Property owners often fail to adequately maintain their property, which can cause serious injuries to guests, passersby, and customers. Maryville slip and fall attorney Mark C. Hartsoe can help you if you were injured on property that was inadequately maintained by its owner. Mr. Hartsoe has represented clients in personal injury cases for over twenty years. If you were hurt on someone else’s property, contact Mark C. Hartsoe today for a free consultation.Inadequately Maintained Property
Accidental injuries can be avoided if property owners take steps to maintain their property. According to the National Safety Council, falls are the leading cause of unintentional injuries in the U.S. They are the second-leading cause of unintentional death. Broken stairs, uneven surfaces, wet floors, and unguarded heights are some examples of inadequately maintained property that can lead to injury. Children and the elderly are particularly susceptible to getting hurt on poorly maintained property. The number of deaths associated with falls for those 65 and older is four times the number for all other age groups. Children are likely to be attracted to artificial property conditions, and to be unaware of their inherent risks.
A property owner can take measures to prevent accidental injury on their premises. This includes:
- Removing hazards that can cause tripping, such as clothes, shoes, or merchandise from hallways
- Periodically inspecting stairs, walkways, and steps, and promptly repairing any damage
- Cleaning up spills immediately and providing notice of wet surfaces
Many property owners, however, may still neglect to adequately maintain their property despite the risk of injury to others.Liability for Inadequate Maintenance on a Property
Property owners can be held legally responsible for any injuries that result from their inadequately maintained property. In Tennessee, property owners must exercise reasonable care with regard to persons on their property. This duty of care includes property inspection, reasonable maintenance, and removal and/or warning of any potential dangers.
The level of care owed by a property owner depends on why a person is on the property in the first place. A property owner has a higher duty of care to someone invited onto the property, such as a customer at a retail store or a visitor in their home. For example, the owner of a retail store must clean up any messes on the floor to prevent a customer from tripping, and secure merchandise to prevent falls. A homeowner must warn guests of any dangers in the home, such as a broken step.
Property owners must not intentionally harm trespassers, but otherwise owe them no duty of care. They do, however, owe a duty of care to any trespassing children. Property owners must protect children against any dangers on their property, even if the children trespass on their property.Seeking Damages for the Harm You Have Suffered
If a property owner neglected to adequately maintain their property and caused you harm, you can hold them liable for your injuries.
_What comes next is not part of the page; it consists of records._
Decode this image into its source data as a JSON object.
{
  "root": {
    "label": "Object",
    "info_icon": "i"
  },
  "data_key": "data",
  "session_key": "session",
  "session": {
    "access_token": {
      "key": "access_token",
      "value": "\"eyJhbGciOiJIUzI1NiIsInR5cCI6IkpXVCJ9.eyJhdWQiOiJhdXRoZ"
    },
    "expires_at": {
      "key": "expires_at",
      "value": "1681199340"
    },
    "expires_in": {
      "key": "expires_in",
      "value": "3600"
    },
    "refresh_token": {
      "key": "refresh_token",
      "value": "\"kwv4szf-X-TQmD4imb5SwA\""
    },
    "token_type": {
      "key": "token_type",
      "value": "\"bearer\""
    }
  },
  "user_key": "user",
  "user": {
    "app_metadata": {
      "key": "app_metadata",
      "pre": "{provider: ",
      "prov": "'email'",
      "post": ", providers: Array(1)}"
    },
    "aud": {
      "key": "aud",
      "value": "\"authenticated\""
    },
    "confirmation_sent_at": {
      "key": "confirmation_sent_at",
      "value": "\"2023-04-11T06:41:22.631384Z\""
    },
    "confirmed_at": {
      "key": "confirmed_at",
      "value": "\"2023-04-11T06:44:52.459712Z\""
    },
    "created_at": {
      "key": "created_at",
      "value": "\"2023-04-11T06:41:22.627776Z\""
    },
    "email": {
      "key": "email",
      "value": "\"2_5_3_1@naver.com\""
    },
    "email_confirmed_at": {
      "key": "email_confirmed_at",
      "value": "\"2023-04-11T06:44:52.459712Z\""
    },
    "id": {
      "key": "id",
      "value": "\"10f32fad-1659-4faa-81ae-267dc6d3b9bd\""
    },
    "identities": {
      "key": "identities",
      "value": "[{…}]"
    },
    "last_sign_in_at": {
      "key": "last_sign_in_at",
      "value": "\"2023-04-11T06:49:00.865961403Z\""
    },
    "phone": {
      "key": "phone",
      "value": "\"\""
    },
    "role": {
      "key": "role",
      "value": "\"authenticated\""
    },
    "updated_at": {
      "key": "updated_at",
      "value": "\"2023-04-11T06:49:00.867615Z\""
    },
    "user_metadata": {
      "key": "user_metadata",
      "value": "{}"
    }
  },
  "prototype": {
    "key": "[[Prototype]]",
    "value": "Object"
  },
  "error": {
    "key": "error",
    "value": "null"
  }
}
You can potentially recover for your medical expenses, long-term care, lost wages, and the pain and suffering you endured as a result of their neglect.
If your loved one died as a result of inadequately maintained property, you can initiate a wrongful death suit against the property owner and/or possessor responsible for the lack of maintenance. You can seek compensation for your relative’s medical bills, funeral and burial costs, and loss of consortium.Dedicated Personal Injury Representation
Maryville personal injury lawyer Mark C. Hartsoe can provide you with the representation you need to seek compensation for your injuries. Mr. Hartsoe has helped clients throughout Tennessee successfully recover damages from property owners who neglected to maintain their property. He will prepare your case, engage in settlement negotiations, and represent you at trial if needed to make sure you fight for the compensation you deserve. Call us at 865-804-1011 or contact us online to discuss your case today.